To determine whether the New York City Department of Transportation (Department) is monitoring and evaluating traffic flow at intersections and whether the Department took action to improve safe traffic and pedestrian flow at intersections. The audit covers January 1, 2016 to March 13, 2020.
About the Program
The Department is responsible for providing safe and efficient movement of pedestrians, goods, and vehicular traffic on the streets, highways, bridges, and waterways of New York City’s transportation network.
The Signals & Street Lighting unit is part of the Traffic Operations Division (Division), and comprises, among other units, the Intersection Control Unit (ICU), responsible for conducting traffic control studies at intersections without traffic signals. The federal Manual on Uniform Traffic Control Devices (MUTCD) contains standards and recommended guidance for traffic control devices, including the need for studies and factors for justifying the installation of traffic signals and multi-way stop controls. Studies that result in denials may be referred to another Department unit for additional safety measures to be considered.
The ICU also evaluates the condition of existing traffic controls (e.g., pavement markings, signs) at intersections and notes necessary improvements that are referred to other units for review. Contractors are required to install approved traffic signals within 45 days of receiving the work order. The Division also initiates reviews referred to as proactive studies where it determines there is a need to evaluate an intersection. The Enhanced Intersection Unit (EIU) is one of the groups that receive referrals and is responsible for reexamining safety measures at intersections such as additional signage markings and improvements.

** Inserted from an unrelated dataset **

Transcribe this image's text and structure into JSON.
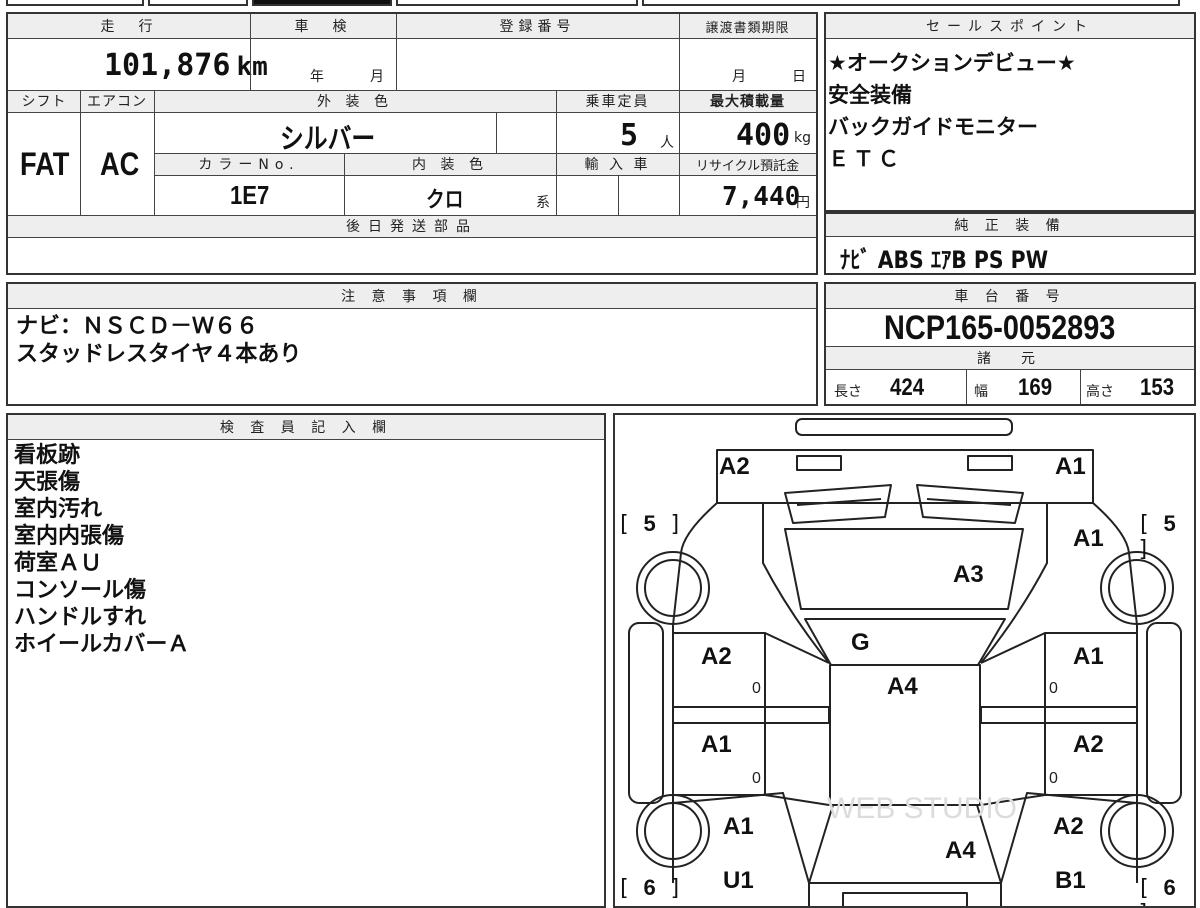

The Traffic Management Center (TMC), also part of the Division, operates 24/7 and is responsible for citywide traffic management, incident response, traffic signal operation and maintenance, and information dissemination. The Department coordinates incident response with its Office of Emergency Response, the New York City Police Department, and the New York State Department of Transportation, in the Joint Transportation Management Center. Midtown in Motion, a congestion management system used by the TMC, is used to improve traffic conditions in midtown Manhattan by identifying traffic issues and automatically adjusting signal patterns to smooth traffic flow.
The Department monitored traffic flow at intersections, but did not address the concerns of its customers in a timely manner. We reviewed several units that were supposed to perform monitoring and operational tasks and found that all of them need to improve their performance. Specifically, we found the following:
- Our review of 78 intersection studies found it took the ICU an average of ten months (41 weeks) to complete a study, well beyond the four-month time frame specified in the Department’s Resource Guide. In fact, 34 studies took more than one year to complete.
- We visited 17 intersections where the ICU recommended improvements and found six improvements that were not implemented and no evidence of the decisions made regarding the recommended improvements.
- The Department did not provide any documentation that the EIU took action to determine if safety measures should be implemented at 5 of the 25 sampled locations based on proactive studies sent by the ICU.
- The ICU did not maintain adequate support for the results of 10 of the 25 proactive studies reviewed. For example, four of the five signal approvals that were based on a warrant1 requiring automated eight-hour traffic counts did not contain the traffic counts or an explanation why the eight-hour counts were not conducted.
- The TMC did not always monitor traffic conditions due to traffic cameras that were pending repair for significant amounts of time, including 35 traffic cameras that were out of service for over 180 days, with two traffic cameras out of service for over five years.
- Revise the Department’s Resource Guide to make meeting the time frames a requirement.
- Develop a process for the ICU to ensure that improvements recommended by its inspectors are implemented promptly. Document the reasons recommendations were not implemented or were modified.
- Ensure the EIU reviews cases from the ICU and documents the results regarding any safety improvements that can be made to an intersection.
- Ensure that intersection study files contain all required documentation, including, but not limited to, information supporting the conclusions in accordance with the MUTCD.
- Develop procedures regarding the camera repair process and update the Electrical Shop Standard Operating Procedures.
1. Justification includes meeting at least one of the threshold conditions (warrants) that, if found to be satisfied as part of an engineering study, shall result in analysis of other traffic conditions or factors to determine whether a traffic control device or other improvement is justified.